Examples 1 through 3 Samples cut from polymer sheets prepared as indicated above. Sample surfaces are cleaned with hexane and dried at about 80 C. in air for four hours. fie cleaned samples are placed in face-to-face contact with one another and thermally Welded together to form laminates of the invention. Thermal lamination conditions involve the use of a maximum temperature of about 175 C. achieved by raising the temperature 5 C. per minute until 175 C. is achieved while maintaining about 15 p.s.i. pressure for a time of about minutes. The press is cooled to room temperature before the pressure is released. Details concerning individual samples so produced are summarized below in Table 1. In each case, the product is at least 70 percent transparent, shatterresistant, and thermoformable.
(1) molecules of aliphatic polyester glycols or aliphatic polyether glycols each such molecule having a molecular Weight of1000-4000,
(2) said molecules being coupled by aromatic diisocyanates or aliphatic diisocyanates through the hydroxyl groups of said molecules to form urethane groups, and

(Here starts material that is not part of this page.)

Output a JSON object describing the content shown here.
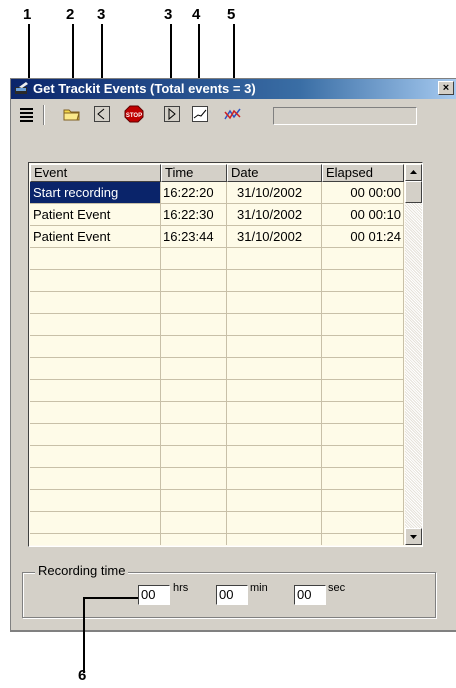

(3) the resulting coupled product being further reacted with at least one material selected from the class consisting of water, polyhydroxy compounds having molecular weights below about 300 and aromatic polyamines having molecular weights ranging from about -500 to such an extent that at least a 5 weight percent solution of the resulting polymer in dimethylacetamide can be prepared,
(c) said first sheets and said second sheets being positioned together adjacently in alternate face-to-face relationship one to another so that each interface between two such adjacent sheets is formed by a first sheet and a second sheet, and
(d) each of said sheets being directly and continuously bonded to each of said second sheets at this interface therebetween.
2. The laminate of claim 1 wherein each of said first sheets ranges in thickness from about 3 to mils.
3. The laminate of claim 1 wherein each of said second sheets ranges in thickness from about A to mils.
4. The laminate of claim 1 wherein there are two first sheets and one second sheet.
TABLE 1 Styrene/Acrylouitrile Polyurethane Sheet Bonding Ex. Sheet Laminate o. configuration Thickness No. sheets Thickness No. sheets Pressure, Temp., Time of Fig. No.
in mils in mi's p.s.i. C. (min.)
The product of each example is at least 70 percent Referemes Cited transparent, shatter-resistant, thermoforrnable under con- UNITED STATES PATENTS diu'ons similar to polystyrene acrylonitrile.
, at is claimed is: 3,118,854 l/1964 Hess et al l6l-165 ROBERT F. BURNETT, Primary Examiner.
WILLIAM J. VAN BALEN, Assistant Examiner.
US. Cl. X.R.
composed of copolymers of elastomeric polyurethanes 50 161 said polyurethanes being composed of: